▸ **What you have to do**: In the entries below, how many lines contain the string "github"? State the number and nothing else.

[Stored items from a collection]
◆ ◆ ◆ ◆ ◆ ◆ ◆

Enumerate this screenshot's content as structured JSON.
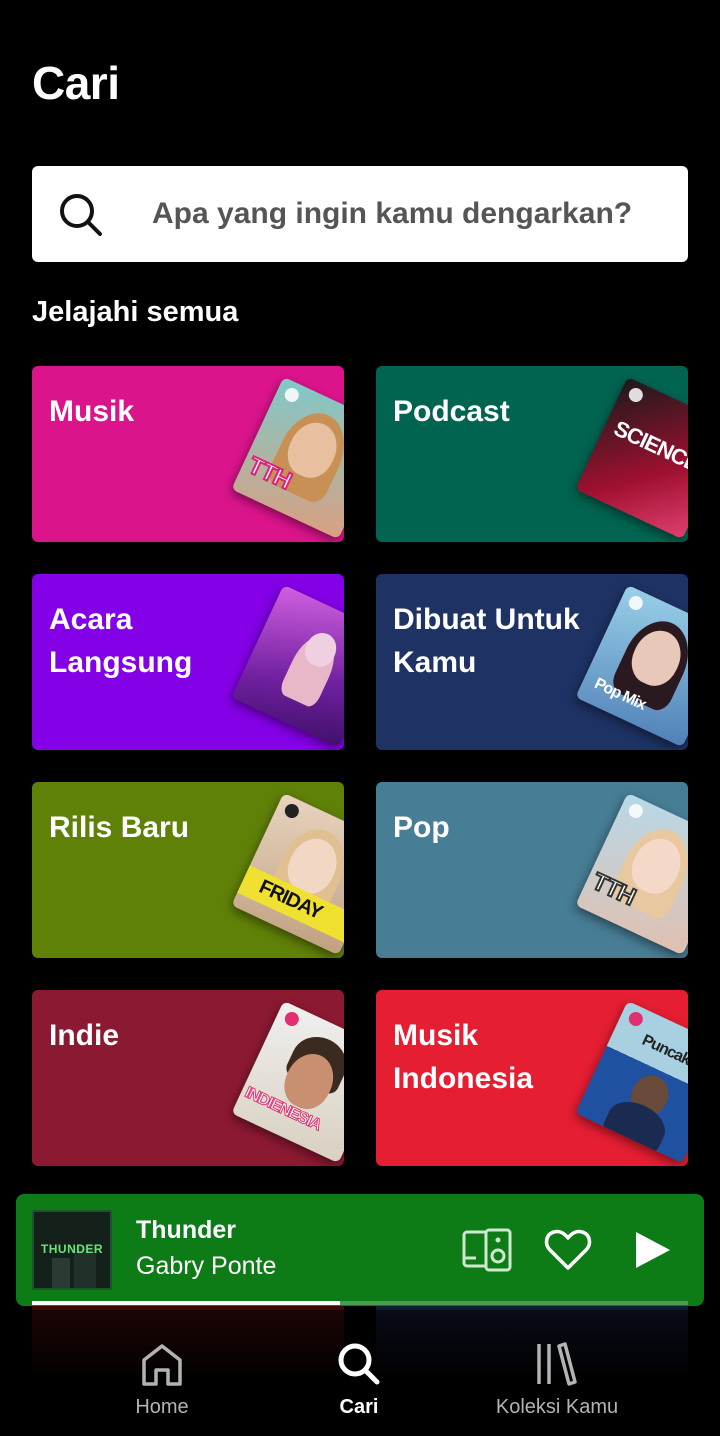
{
  "header": {
    "title": "Cari"
  },
  "search": {
    "placeholder": "Apa yang ingin kamu dengarkan?"
  },
  "browse": {
    "title": "Jelajahi semua",
    "categories": [
      {
        "label": "Musik",
        "color": "#dc148c",
        "art": "Today's Top Hits",
        "art_text": "TTH"
      },
      {
        "label": "Podcast",
        "color": "#006450",
        "art": "Science Vs",
        "art_text": "SCIENCE VS"
      },
      {
        "label": "Acara Langsung",
        "color": "#8400e7",
        "art": "Live concert"
      },
      {
        "label": "Dibuat Untuk Kamu",
        "color": "#1e3264",
        "art": "Pop Mix",
        "art_text": "Pop Mix"
      },
      {
        "label": "Rilis Baru",
        "color": "#608108",
        "art": "New Music Friday",
        "art_text": "FRIDAY"
      },
      {
        "label": "Pop",
        "color": "#477d95",
        "art": "Today's Top Hits",
        "art_text": "TTH"
      },
      {
        "label": "Indie",
        "color": "#8c1932",
        "art": "Indienesia",
        "art_text": "INDIENESIA"
      },
      {
        "label": "Musik Indonesia",
        "color": "#e61e32",
        "art": "Puncak Klasemen",
        "art_text": "Puncak Klasemen"
      }
    ]
  },
  "player": {
    "title": "Thunder",
    "artist": "Gabry Ponte",
    "cover_text": "THUNDER",
    "progress": 0.47,
    "accent": "#0d7c17"
  },
  "nav": {
    "items": [
      {
        "label": "Home",
        "icon": "home-icon",
        "active": false
      },
      {
        "label": "Cari",
        "icon": "search-icon",
        "active": true
      },
      {
        "label": "Koleksi Kamu",
        "icon": "library-icon",
        "active": false
      }
    ]
  }
}
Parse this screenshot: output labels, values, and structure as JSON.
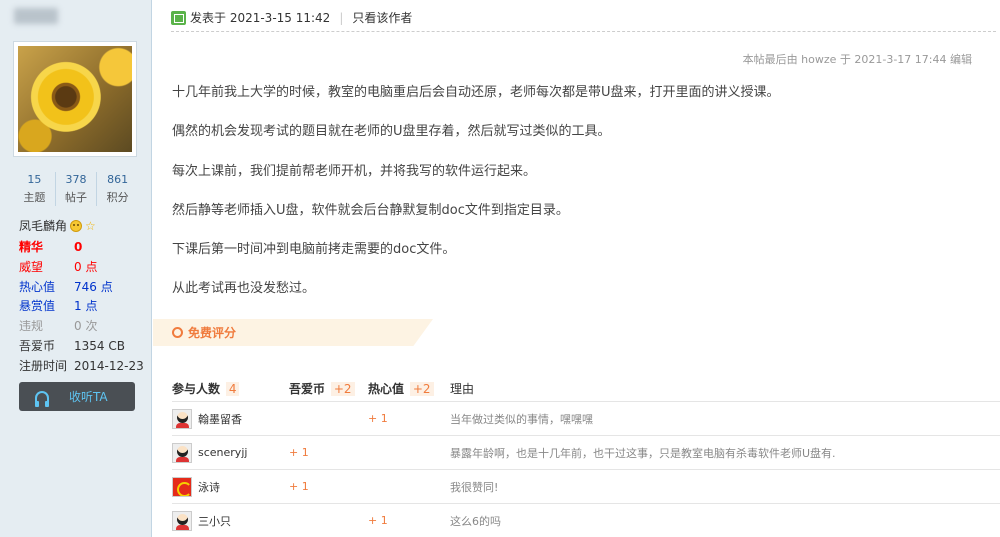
{
  "sidebar": {
    "stats": [
      {
        "value": "15",
        "label": "主题"
      },
      {
        "value": "378",
        "label": "帖子"
      },
      {
        "value": "861",
        "label": "积分"
      }
    ],
    "rank": "凤毛麟角",
    "info": [
      {
        "key": "精华",
        "value": "0"
      },
      {
        "key": "威望",
        "value": "0 点"
      },
      {
        "key": "热心值",
        "value": "746 点"
      },
      {
        "key": "悬赏值",
        "value": "1 点"
      },
      {
        "key": "违规",
        "value": "0 次"
      },
      {
        "key": "吾爱币",
        "value": "1354 CB"
      },
      {
        "key": "注册时间",
        "value": "2014-12-23"
      }
    ],
    "listen_label": "收听TA"
  },
  "post": {
    "posted": "发表于 2021-3-15 11:42",
    "author_only": "只看该作者",
    "edited_note": "本帖最后由 howze 于 2021-3-17 17:44 编辑",
    "paragraphs": [
      "十几年前我上大学的时候，教室的电脑重启后会自动还原，老师每次都是带U盘来，打开里面的讲义授课。",
      "偶然的机会发现考试的题目就在老师的U盘里存着，然后就写过类似的工具。",
      "每次上课前，我们提前帮老师开机，并将我写的软件运行起来。",
      "然后静等老师插入U盘，软件就会后台静默复制doc文件到指定目录。",
      "下课后第一时间冲到电脑前拷走需要的doc文件。",
      "从此考试再也没发愁过。"
    ]
  },
  "rating": {
    "label": "免费评分",
    "headers": {
      "participants": "参与人数",
      "participants_count": "4",
      "coin": "吾爱币",
      "coin_total": "+2",
      "heart": "热心值",
      "heart_total": "+2",
      "reason": "理由"
    },
    "rows": [
      {
        "user": "翰墨留香",
        "coin": "",
        "heart": "+ 1",
        "reason": "当年做过类似的事情，嘿嘿嘿"
      },
      {
        "user": "sceneryjj",
        "coin": "+ 1",
        "heart": "",
        "reason": "暴露年龄啊，也是十几年前，也干过这事，只是教室电脑有杀毒软件老师U盘有."
      },
      {
        "user": "泳诗",
        "coin": "+ 1",
        "heart": "",
        "reason": "我很赞同!"
      },
      {
        "user": "三小只",
        "coin": "",
        "heart": "+ 1",
        "reason": "这么6的吗"
      }
    ]
  }
}
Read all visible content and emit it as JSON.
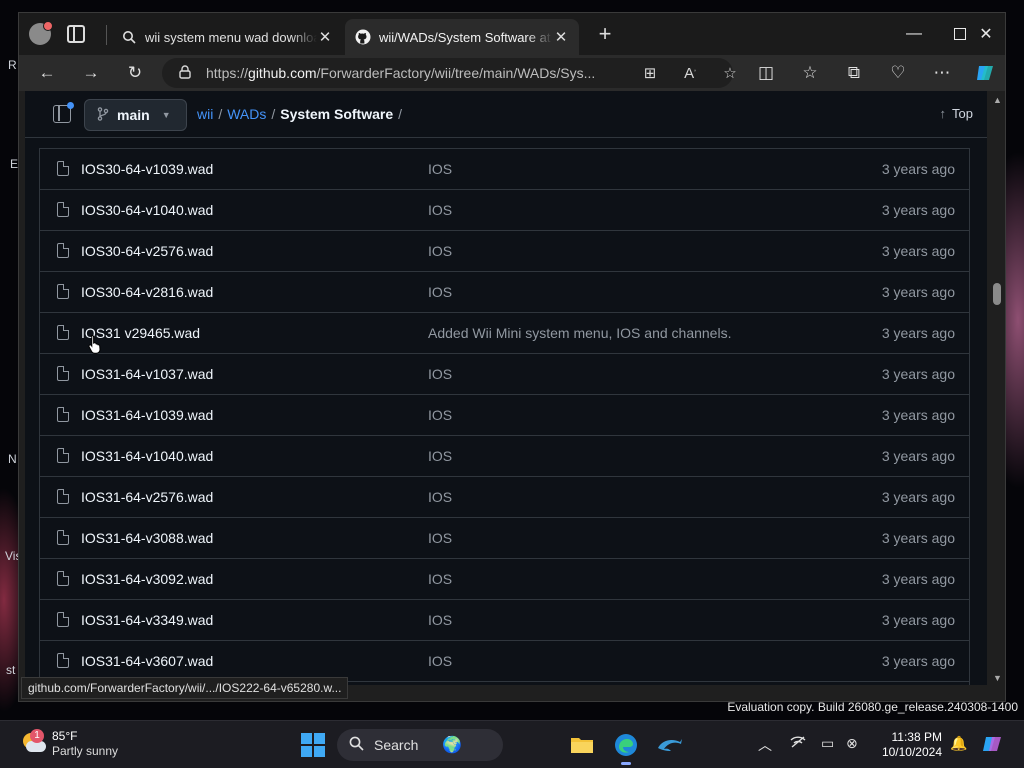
{
  "browser": {
    "tabs": [
      {
        "title": "wii system menu wad download -",
        "icon": "search-icon",
        "active": false
      },
      {
        "title": "wii/WADs/System Software at ma",
        "icon": "github-icon",
        "active": true
      }
    ],
    "address": {
      "url_prefix": "https://",
      "url_host": "github.com",
      "url_path": "/ForwarderFactory/wii/tree/main/WADs/Sys..."
    },
    "status_url": "github.com/ForwarderFactory/wii/.../IOS222-64-v65280.w..."
  },
  "repo_header": {
    "branch": "main",
    "breadcrumb": [
      "wii",
      "WADs",
      "System Software"
    ],
    "top_label": "Top"
  },
  "files": [
    {
      "name": "IOS30-64-v1039.wad",
      "message": "IOS",
      "age": "3 years ago"
    },
    {
      "name": "IOS30-64-v1040.wad",
      "message": "IOS",
      "age": "3 years ago"
    },
    {
      "name": "IOS30-64-v2576.wad",
      "message": "IOS",
      "age": "3 years ago"
    },
    {
      "name": "IOS30-64-v2816.wad",
      "message": "IOS",
      "age": "3 years ago"
    },
    {
      "name": "IOS31 v29465.wad",
      "message": "Added Wii Mini system menu, IOS and channels.",
      "age": "3 years ago"
    },
    {
      "name": "IOS31-64-v1037.wad",
      "message": "IOS",
      "age": "3 years ago"
    },
    {
      "name": "IOS31-64-v1039.wad",
      "message": "IOS",
      "age": "3 years ago"
    },
    {
      "name": "IOS31-64-v1040.wad",
      "message": "IOS",
      "age": "3 years ago"
    },
    {
      "name": "IOS31-64-v2576.wad",
      "message": "IOS",
      "age": "3 years ago"
    },
    {
      "name": "IOS31-64-v3088.wad",
      "message": "IOS",
      "age": "3 years ago"
    },
    {
      "name": "IOS31-64-v3092.wad",
      "message": "IOS",
      "age": "3 years ago"
    },
    {
      "name": "IOS31-64-v3349.wad",
      "message": "IOS",
      "age": "3 years ago"
    },
    {
      "name": "IOS31-64-v3607.wad",
      "message": "IOS",
      "age": "3 years ago"
    }
  ],
  "desktop": {
    "watermark": "Evaluation copy. Build 26080.ge_release.240308-1400"
  },
  "taskbar": {
    "weather_temp": "85°F",
    "weather_condition": "Partly sunny",
    "weather_badge": "1",
    "search_label": "Search",
    "time": "11:38 PM",
    "date": "10/10/2024"
  },
  "colors": {
    "page_bg": "#0d1117",
    "link": "#4493f8",
    "border": "#30363d",
    "muted": "#9198a1"
  }
}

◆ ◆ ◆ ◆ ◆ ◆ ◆

▸ **Your solution**: 3